The majority of people referred for specialist palliative still have cancer which you might expect but specialist palliative care should be available to people with other illnesses that may be equally difficult to manage. However, if you are person with dementia or are in the terminal stages of a stroke were referred about nine days before death compared to much earlier for those with other diseases.
The NIHR study, which you can download here, is the first to provide detailed data on patterns of referrals to UK hospices in England and Wales. I am not sure whether something similar has been done for Scotland or Northern Ireland.
The study clearly highlights variations in referral patterns that depend on your age, disease and where you live. It also highlight a need to better understand the reasons for the delay, which looks suspiciously ageist to me amongst services whose priority you would think would be older people.
Something else new this week. Have you downloaded the FREE Cochrane Library App?
Get the latest evidence when and where you need it. See Available for iPads, iPhones, and Android.
If you are working in a Care Home on Scotland last week was quite important because the Care Inspectorate has announced that they are changing how they are going to inspect care homes for older people. Their new inspections will reflect the new Health and Social Care Standards and will focus more on outcomes and experiences for people.
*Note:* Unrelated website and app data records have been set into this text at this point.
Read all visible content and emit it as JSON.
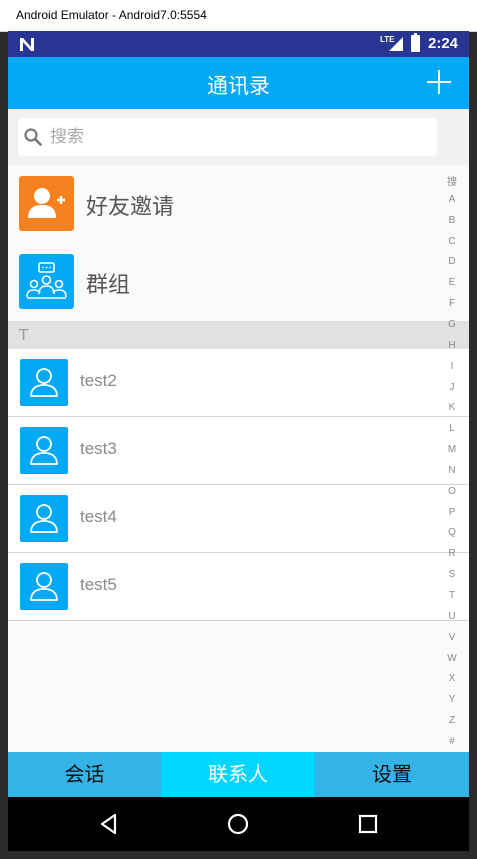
{
  "window": {
    "title": "Android Emulator - Android7.0:5554"
  },
  "status_bar": {
    "network": "LTE",
    "time": "2:24",
    "notification_icon": "n-icon"
  },
  "app_bar": {
    "title": "通讯录",
    "action_icon": "plus-icon"
  },
  "search": {
    "placeholder": "搜索",
    "value": "",
    "icon": "search-icon"
  },
  "fixed_items": [
    {
      "label": "好友邀请",
      "icon": "add-friend-icon",
      "color": "#f5821f"
    },
    {
      "label": "群组",
      "icon": "group-chat-icon",
      "color": "#03a9f4"
    }
  ],
  "section": {
    "letter": "T"
  },
  "contacts": [
    {
      "name": "test2",
      "icon": "user-icon"
    },
    {
      "name": "test3",
      "icon": "user-icon"
    },
    {
      "name": "test4",
      "icon": "user-icon"
    },
    {
      "name": "test5",
      "icon": "user-icon"
    }
  ],
  "index_bar": [
    "搜",
    "A",
    "B",
    "C",
    "D",
    "E",
    "F",
    "G",
    "H",
    "I",
    "J",
    "K",
    "L",
    "M",
    "N",
    "O",
    "P",
    "Q",
    "R",
    "S",
    "T",
    "U",
    "V",
    "W",
    "X",
    "Y",
    "Z",
    "#"
  ],
  "tabs": [
    {
      "label": "会话",
      "active": false
    },
    {
      "label": "联系人",
      "active": true
    },
    {
      "label": "设置",
      "active": false
    }
  ],
  "nav_bar": {
    "buttons": [
      "back-icon",
      "home-icon",
      "recents-icon"
    ]
  },
  "colors": {
    "accent": "#03a9f4",
    "status_bar": "#283593",
    "tab_bar": "#35b3e6",
    "tab_active": "#00d6ff",
    "invite": "#f5821f"
  }
}
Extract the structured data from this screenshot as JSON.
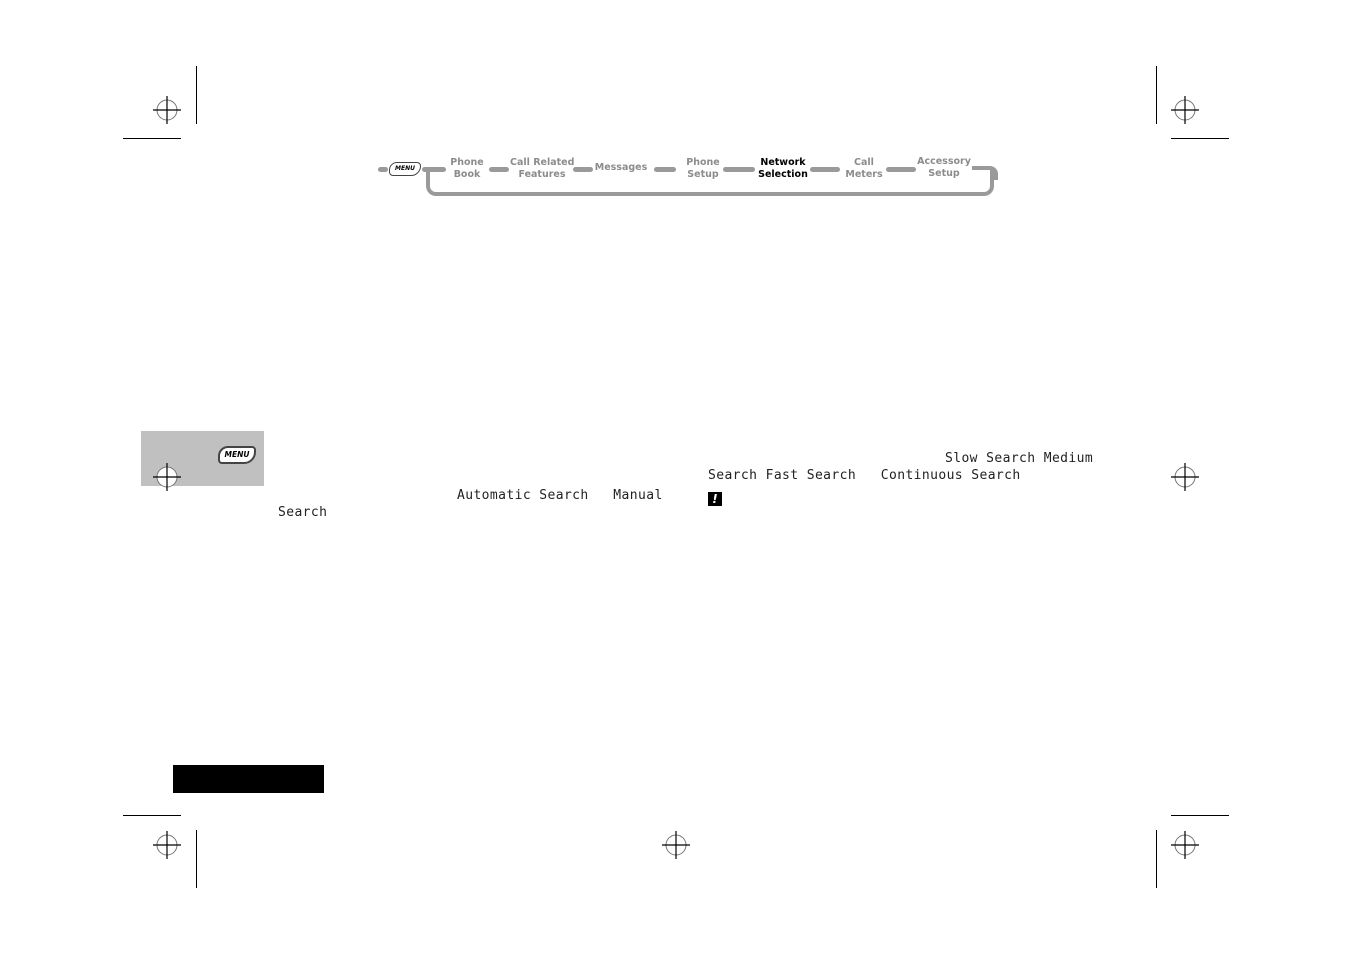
{
  "nav": {
    "menu_key_label": "MENU",
    "items": [
      {
        "line1": "Phone",
        "line2": "Book",
        "active": false
      },
      {
        "line1": "Call Related",
        "line2": "Features",
        "active": false
      },
      {
        "line1": "Messages",
        "line2": "",
        "active": false
      },
      {
        "line1": "Phone",
        "line2": "Setup",
        "active": false
      },
      {
        "line1": "Network",
        "line2": "Selection",
        "active": true
      },
      {
        "line1": "Call",
        "line2": "Meters",
        "active": false
      },
      {
        "line1": "Accessory",
        "line2": "Setup",
        "active": false
      }
    ],
    "colors": {
      "inactive": "#8c8c8c",
      "active": "#000000",
      "track": "#9a9a9a"
    }
  },
  "side_tab": {
    "menu_key_label": "MENU",
    "background": "#c0c0c0"
  },
  "left_column": {
    "line1": "Automatic Search   Manual",
    "line2": "Search"
  },
  "right_column": {
    "line1": "Slow Search Medium",
    "line2": "Search Fast Search   Continuous Search",
    "warning_icon_glyph": "!"
  }
}
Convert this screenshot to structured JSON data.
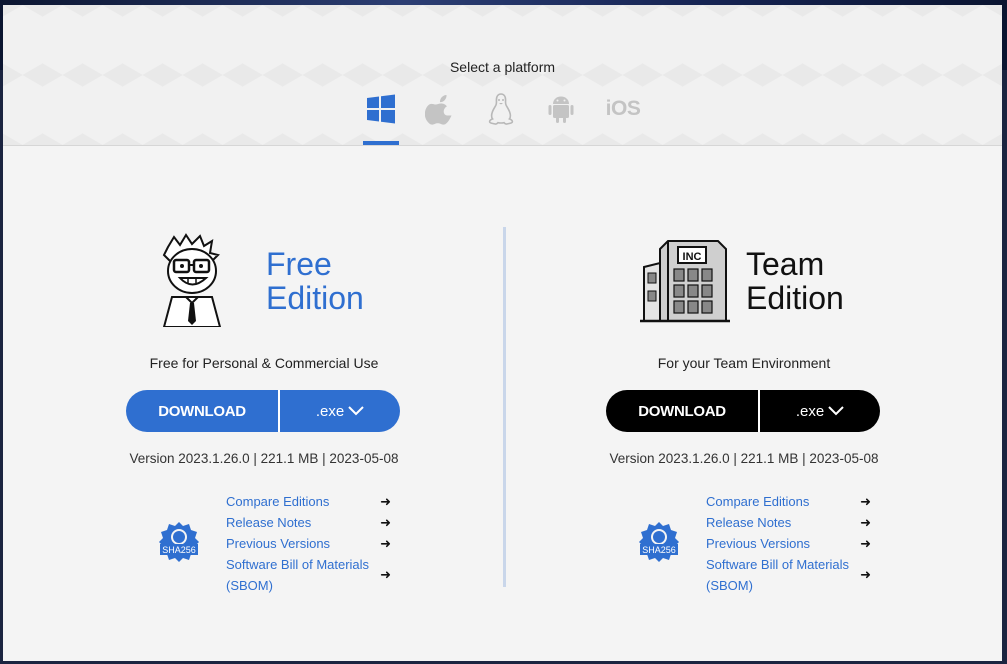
{
  "platform": {
    "title": "Select a platform",
    "items": [
      {
        "name": "windows-icon",
        "active": true
      },
      {
        "name": "apple-icon",
        "active": false
      },
      {
        "name": "linux-icon",
        "active": false
      },
      {
        "name": "android-icon",
        "active": false
      },
      {
        "name": "ios",
        "label": "iOS",
        "active": false
      }
    ]
  },
  "free": {
    "title_line1": "Free",
    "title_line2": "Edition",
    "tagline": "Free for Personal & Commercial Use",
    "download_label": "DOWNLOAD",
    "ext_label": ".exe",
    "version": "Version 2023.1.26.0 | 221.1 MB | 2023-05-08",
    "sha_label": "SHA256",
    "links": [
      "Compare Editions",
      "Release Notes",
      "Previous Versions",
      "Software Bill of Materials (SBOM)"
    ],
    "arrow": "➜"
  },
  "team": {
    "title_line1": "Team",
    "title_line2": "Edition",
    "tagline": "For your Team Environment",
    "download_label": "DOWNLOAD",
    "ext_label": ".exe",
    "version": "Version 2023.1.26.0 | 221.1 MB | 2023-05-08",
    "sha_label": "SHA256",
    "building_label": "INC",
    "links": [
      "Compare Editions",
      "Release Notes",
      "Previous Versions",
      "Software Bill of Materials (SBOM)"
    ],
    "arrow": "➜"
  },
  "colors": {
    "accent": "#2f6fd0",
    "team": "#000000",
    "background": "#f4f4f4"
  }
}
More details about the new regime for inspections are available from the Quality Framework for Care Homes for Older People which you can finds by clicking HERE
You can also find out what’s changing by watching their short video
Also at the end of last month the RCN launched an online resource to support nursing care in older peoples care homes. This resource allows you to follow a resident’s care home journey through from pre-admission to end of life. Each section demonstrates the role of nursing staff when supporting the resident, their families and nursing colleagues at a particular stage of the resident’s journey. It also provides real life scenarios signposting you to high quality, evidence based resources to answer the clinical questions that frequently affecting those caring for older people. You can check it out by CLICKING HERE
In Scotland, the world’s biggest arts festival starts today. As always I’ll spend some time through there over the month and try and take in some shows/events etc. with my family.
So what might be worth seeing that focuses on Older People? Well, these aren’t my recommendations this list comes from Luminate, Scotland’s creative ageing organisation, which runs a diverse programme of creative events and activities throughout the year. So they know better than me what to see. So here is their list of recommendations.
What to See in Edinburgh 2018
I’m intrigued by one in particular… Who Do You Want to Wipe Your Bum?
Which features Dr Anna Schneider of Edinburgh Napier University highlighting a few things worth thinking about; considering you’ve got an 80% chance of needing care at the end of your life.
I suspect she will have to say something about this Global Health Workforce Labor Market Projections for 2030